here is anothe r one :      GetDataBack
nothing8171Author Commented:
Okay, I suppose I'm just unfamilar with the data recovery process.  I assumed they send me the software and I do everything here at home.  I didn't realize I have to send the hard drive in.  I'll experiment with it.  Thanks for the help.  
Lee W, MVPTechnology and Business Process AdvisorCommented:
Again, it depends on how severely the drive is damaged.  If it's software only, then it's not THAT expenive, but when some of the hardware itself fails, the process gets messy and the requirements go up.  If it's a matter of file systems corrupted, then software you buy might well be able to do the trick.  I just get very paranoid about any of this because any changes you make to the disk COULD affect your ability to recover data.
It's more than this solution.Get answers and train to solve all your tech problems - anytime, anywhere.Try it for free Edge Out The Competitionfor your dream job with proven skills and certifications.Get started today Stand Outas the employee with proven skills.Start learning today for free Move Your Career Forwardwith certification training in the latest technologies.Start your trial today

From novice to tech pro — start learning today.

Question has a verified solution.

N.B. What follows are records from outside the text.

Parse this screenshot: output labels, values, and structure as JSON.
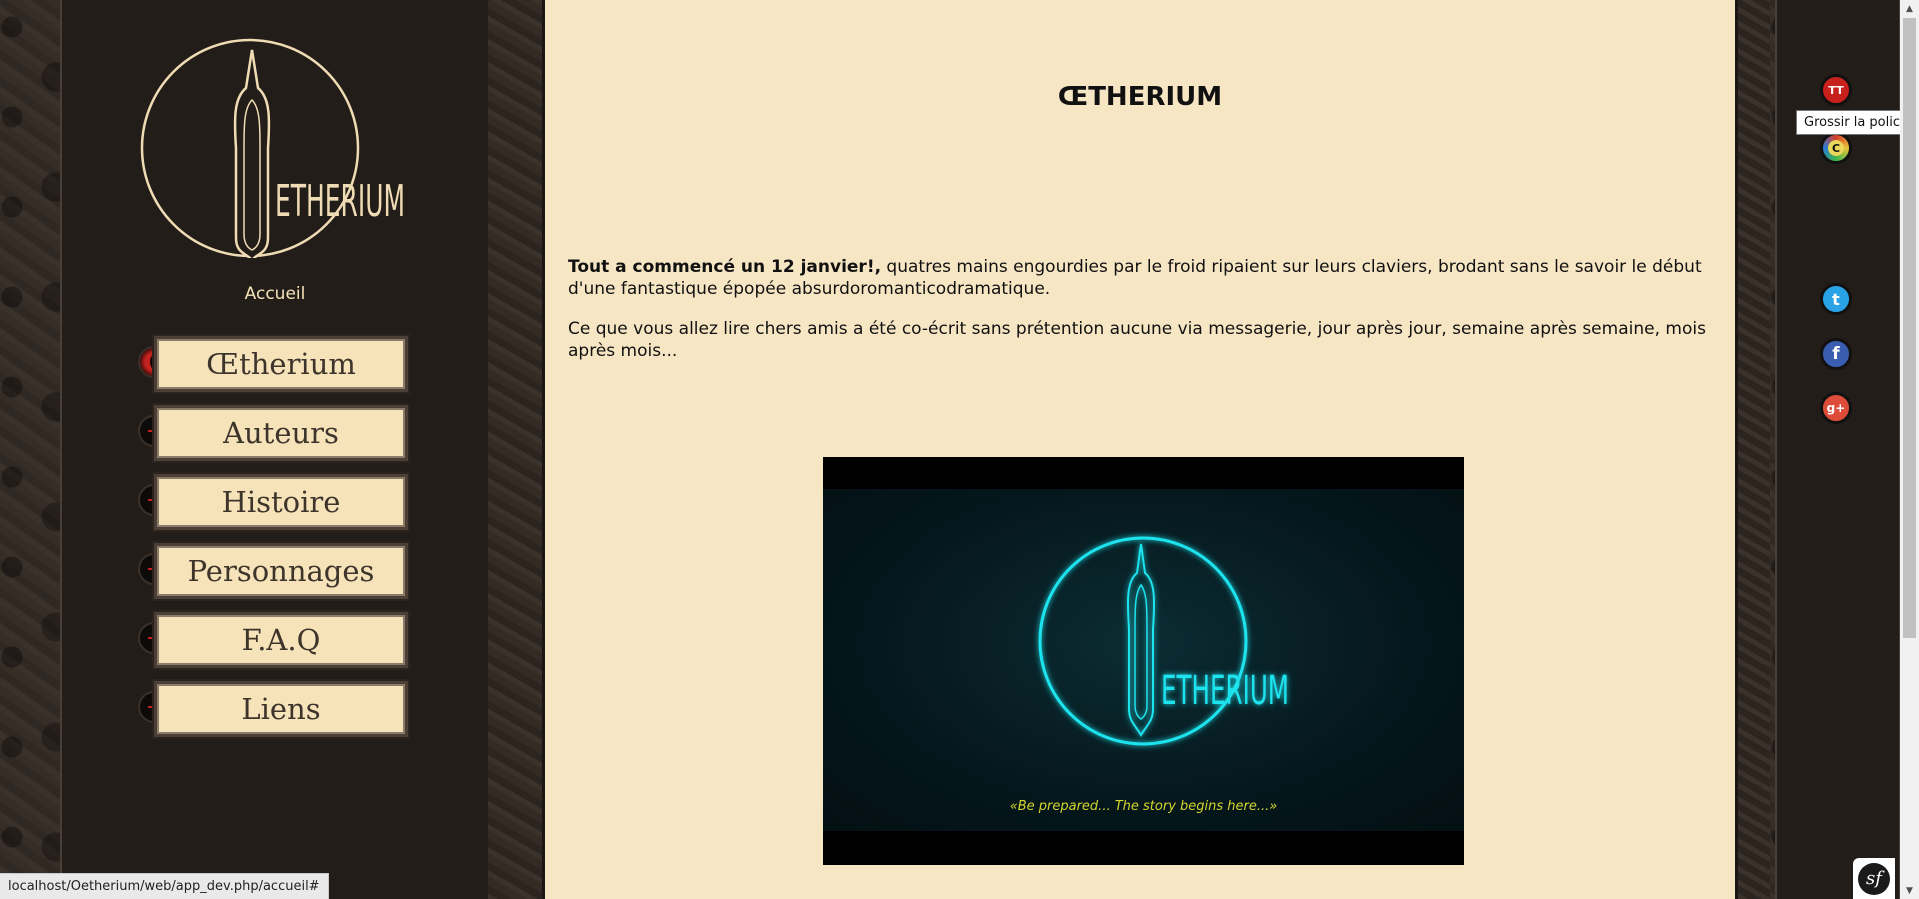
{
  "site": {
    "logo_text": "ŒTHERIUM",
    "home_link": "Accueil"
  },
  "nav": {
    "items": [
      {
        "label": "Œtherium",
        "active": true
      },
      {
        "label": "Auteurs",
        "active": false
      },
      {
        "label": "Histoire",
        "active": false
      },
      {
        "label": "Personnages",
        "active": false
      },
      {
        "label": "F.A.Q",
        "active": false
      },
      {
        "label": "Liens",
        "active": false
      }
    ],
    "bullet_dash": "--"
  },
  "main": {
    "title": "ŒTHERIUM",
    "para1_bold": "Tout a commencé un 12 janvier!,",
    "para1_rest": " quatres mains engourdies par le froid ripaient sur leurs claviers, brodant sans le savoir le début d'une fantastique épopée absurdoromanticodramatique.",
    "para2": "Ce que vous allez lire chers amis a été co-écrit sans prétention aucune via messagerie, jour après jour, semaine après semaine, mois après mois...",
    "video": {
      "logo_text": "ŒTHERIUM",
      "tagline": "«Be prepared... The story begins here...»"
    }
  },
  "tools": {
    "font_icon_label": "TT",
    "contrast_icon_label": "C",
    "tooltip": "Grossir la police",
    "twitter_label": "t",
    "facebook_label": "f",
    "gplus_label": "g+"
  },
  "statusbar": {
    "url": "localhost/Oetherium/web/app_dev.php/accueil#"
  },
  "colors": {
    "parchment": "#f7e6c4",
    "panel": "#231d19",
    "accent_red": "#c21c1c",
    "neon": "#1ee3ee",
    "tagline": "#d4d52e"
  }
}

Are you are experiencing a similar issue? Get a personalized answer when you ask a related question.

Have a better answer? Share it in a comment.